Question: if you blog on WordPress, what do you use to actually write your posts?

Hello there. It’s been a while.

I’m thinking about – just thinking, let’s not get ahead of ourselves! – of blogging a bit more. And this causes me to realize: I vastly, vastly, and I mean vastly, dislike WordPress.com’s block editor as a place to actually write.

So. If you’re reading this, and you blog on WordPress, I’m curious: what do you use to actually write? The block editor? Something else? Do you write in some other program, and then copy/paste in?

Separately although perhaps relatedly, I’ve been writing a bit more in general. It could even be said that I have a plan. I also have a lot of opinions about software, some of which I may post here when I’ve had a chance to give them a bit longer of a try.

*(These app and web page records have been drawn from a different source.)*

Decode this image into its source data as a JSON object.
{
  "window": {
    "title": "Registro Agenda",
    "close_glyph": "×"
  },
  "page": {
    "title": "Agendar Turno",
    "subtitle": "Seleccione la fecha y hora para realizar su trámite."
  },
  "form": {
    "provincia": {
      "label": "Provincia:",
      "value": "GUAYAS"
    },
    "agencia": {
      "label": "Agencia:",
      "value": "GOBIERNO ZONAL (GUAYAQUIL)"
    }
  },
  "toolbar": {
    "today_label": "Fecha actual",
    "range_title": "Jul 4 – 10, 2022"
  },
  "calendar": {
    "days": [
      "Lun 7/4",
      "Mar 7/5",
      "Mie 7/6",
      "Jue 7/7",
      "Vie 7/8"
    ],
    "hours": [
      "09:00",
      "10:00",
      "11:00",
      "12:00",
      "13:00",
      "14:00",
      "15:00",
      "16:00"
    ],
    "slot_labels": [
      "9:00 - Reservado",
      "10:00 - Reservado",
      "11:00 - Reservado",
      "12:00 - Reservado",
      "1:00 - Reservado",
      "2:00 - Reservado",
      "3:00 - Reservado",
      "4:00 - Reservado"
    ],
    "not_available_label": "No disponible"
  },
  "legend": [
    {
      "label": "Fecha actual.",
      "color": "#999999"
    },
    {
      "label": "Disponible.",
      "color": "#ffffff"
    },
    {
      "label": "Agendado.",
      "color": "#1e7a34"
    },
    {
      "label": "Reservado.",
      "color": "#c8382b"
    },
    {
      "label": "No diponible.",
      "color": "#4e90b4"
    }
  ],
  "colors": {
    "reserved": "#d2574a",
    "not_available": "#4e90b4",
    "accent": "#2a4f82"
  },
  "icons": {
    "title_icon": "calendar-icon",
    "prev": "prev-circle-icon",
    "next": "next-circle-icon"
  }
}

Meanwhile, in the outer world, it’s beginning to feel like fall. We’re back to watching smoke warnings here, but so far it’s not too bad. I planted my fall garden – more about that later! – and I’m contemplating how to help a struggling citrus tree. The baby quail have grown into teenagers, and the baby lizards are a bit larger, but no more clever than they ever were about avoiding running directly under my gardening boots in search of shade. So far I’ve avoided stepping on them, but it takes real effort!

If you’re reading this – I hope you’re well! Till later, take care out there.

Recent reading: Gravity, by W. Scott Olsen

A couple of days ago I finished reading Gravity, The Allure of Distance, by W. Scott Olsen. I bought it a few years ago. It called to me for all the predictable reasons. It’s a paperback. The cover shows an empty highway, a sign for Exit 0, and the kind of big-distance, big-sky terrain that felt like home the first time I saw it (and promptly got heat-induced delirium, because that was in the Mojave and it was the first time I’d spent real time in the desert, but that’s another story).


The book took me a long time to read.

It puzzled me that that was so. The writing is beautiful. The terrain described is beautiful. The author’s sense of what it is like to get on the highway and just keep going, the pull of six or eight big lanes and semi trucks running seventy or eighty miles an hour and motels in the middle of nowhere that you pull into late at night, of gas station rest stop food and diners in the middle of nowhere, seems like a relative of mine. The pull of empty roads through deserted passes, the exhilaration of steep cliffs and jagged rock formations in the middle of nowhere (but is it really nowhere, if the pull is so strong?), is familiar too.

And that’s when I realized: the trouble I had with this book is that it made too much sense to me. It was like reading the inside of my own head, or recalling my own memories. Not to say that I’ve driven the Dempster highway, or stepped over the Arctic circle, or have any desire to – I haven’t been to the Yukon, and thus far when it comes to big deserted open spaces I bias more toward heat than ice. But the mental and emotional perspective of heading for out there, of defining home as how far I can get driving in a day (how long is a day? is it from waking to sleeping? variable, then – and I recall the time I made it from Albuquerque to Indio before stopping for a hotel, then successfully negotiated a bargain because it was so late at night), makes sense to me.

So I read the book. And as I read it, I kept putting it down, because it covered territory already known to me.

Gardening in June

It’s June – mid-June, at that. The weather has been strange so far this year. March was unseasonably hot, but since then it’s been cooler than usual. As I’m writing this, I realize I have natural disasters on my mind: California is apparently facing the worst drought in some unnerving number of decades, and the local news is full of dire predictions about fire season.


At the same time, there was mist over the hills this morning, and although my recent months’ success with vegetables is nothing like last year’s beginner’s luck (gophers ate at least half of what I planted, tiny birds munched on seedlings, and some things simply didn’t grow – why?!), the flowers that have been coming up around the garden are amazing.

1. Dwarf jacaranda. We planted 3 small trees recently; I hadn’t expected blooms this year but here they are.

2. Sweet peas in the orchard. Love these.

3. This valiant tiny rose is growing from, I think, the rootstock of one that died out above it. Isn’t it pretty?

4. My favorite color of full-size rose.

5. These white flowers self-seeded from a single plant we bought two years ago. I’ve forgotten what it’s called, but it’s native to Greece. I love the way it’s interspersing with these pale purple alliums.

6. And for something edible after all – blossoms on the volunteer blackberry bush! One of these days I probably really should cut it back from the fig tree (is it strangling it? Is that a thing?) but I can’t bring myself to while it’s showing such promise of deliciousness to come.

Later today I’m aiming to weed one of the unplanted vegetable beds, weed-whack the orchard, and trench-compost everything that isn’t likely to seed or resprout. Then in another half-empty bed, I’m going to re-plant the leafy greens I’ve been missing: kale and arugula and maybe some summer-proof spinach. Fingers crossed!

And for views onto other gardeners’ gardens, head over to The Propagator’s blog!